Reprint all of the data below exactly as shown and skip every image.

Task inputs:
--- START ---
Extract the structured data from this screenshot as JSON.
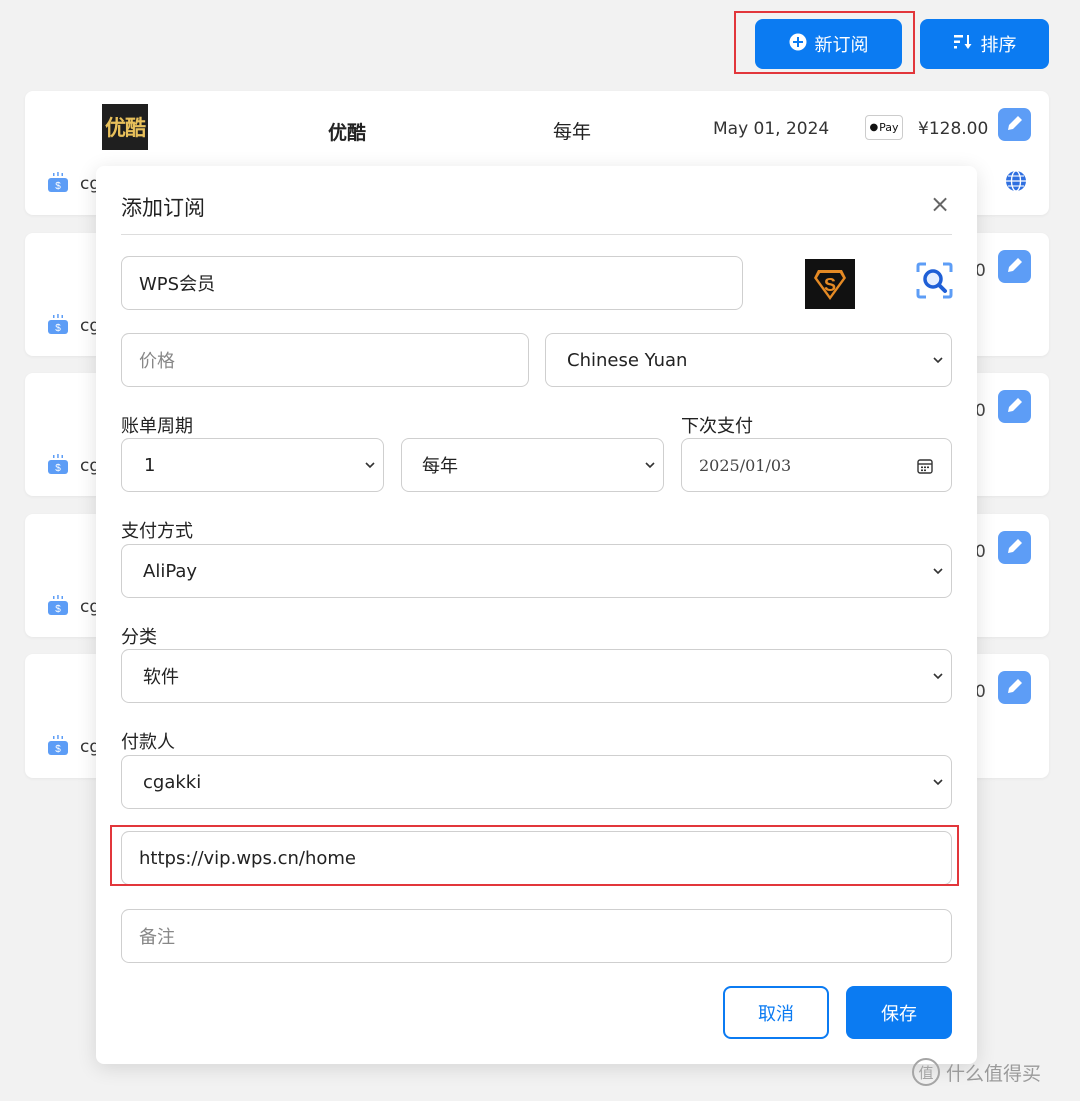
{
  "toolbar": {
    "new_label": "新订阅",
    "sort_label": "排序"
  },
  "cards": [
    {
      "name": "优酷",
      "logo_text": "优酷",
      "cycle": "每年",
      "date": "May 01, 2024",
      "payment_badge": "Pay",
      "price": "¥128.00",
      "owner": "cg"
    },
    {
      "owner": "cg",
      "price_suffix": "0"
    },
    {
      "owner": "cg",
      "price_suffix": "0"
    },
    {
      "owner": "cg",
      "price_suffix": "0"
    },
    {
      "owner": "cg",
      "price_suffix": "0"
    }
  ],
  "modal": {
    "title": "添加订阅",
    "close": "×",
    "name_value": "WPS会员",
    "logo_glyph": "S",
    "price_placeholder": "价格",
    "currency": "Chinese Yuan",
    "billing_label": "账单周期",
    "billing_count": "1",
    "billing_unit": "每年",
    "next_pay_label": "下次支付",
    "next_pay_date": "2025/01/03",
    "payment_label": "支付方式",
    "payment_value": "AliPay",
    "category_label": "分类",
    "category_value": "软件",
    "payer_label": "付款人",
    "payer_value": "cgakki",
    "url_value": "https://vip.wps.cn/home",
    "notes_placeholder": "备注",
    "cancel_label": "取消",
    "save_label": "保存"
  },
  "watermark": {
    "glyph": "值",
    "text": "什么值得买"
  },
  "colors": {
    "primary": "#0b7bf2",
    "edit_button": "#5d9df6",
    "highlight": "#e2363b",
    "background": "#f2f2f2"
  }
}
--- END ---
Reply:
Extract the structured data from this screenshot as JSON.
{
  "toolbar": {
    "new_label": "新订阅",
    "sort_label": "排序"
  },
  "cards": [
    {
      "name": "优酷",
      "logo_text": "优酷",
      "cycle": "每年",
      "date": "May 01, 2024",
      "payment_badge": "Pay",
      "price": "¥128.00",
      "owner": "cg"
    },
    {
      "owner": "cg",
      "price_suffix": "0"
    },
    {
      "owner": "cg",
      "price_suffix": "0"
    },
    {
      "owner": "cg",
      "price_suffix": "0"
    },
    {
      "owner": "cg",
      "price_suffix": "0"
    }
  ],
  "modal": {
    "title": "添加订阅",
    "close": "×",
    "name_value": "WPS会员",
    "logo_glyph": "S",
    "price_placeholder": "价格",
    "currency": "Chinese Yuan",
    "billing_label": "账单周期",
    "billing_count": "1",
    "billing_unit": "每年",
    "next_pay_label": "下次支付",
    "next_pay_date": "2025/01/03",
    "payment_label": "支付方式",
    "payment_value": "AliPay",
    "category_label": "分类",
    "category_value": "软件",
    "payer_label": "付款人",
    "payer_value": "cgakki",
    "url_value": "https://vip.wps.cn/home",
    "notes_placeholder": "备注",
    "cancel_label": "取消",
    "save_label": "保存"
  },
  "watermark": {
    "glyph": "值",
    "text": "什么值得买"
  },
  "colors": {
    "primary": "#0b7bf2",
    "edit_button": "#5d9df6",
    "highlight": "#e2363b",
    "background": "#f2f2f2"
  }
}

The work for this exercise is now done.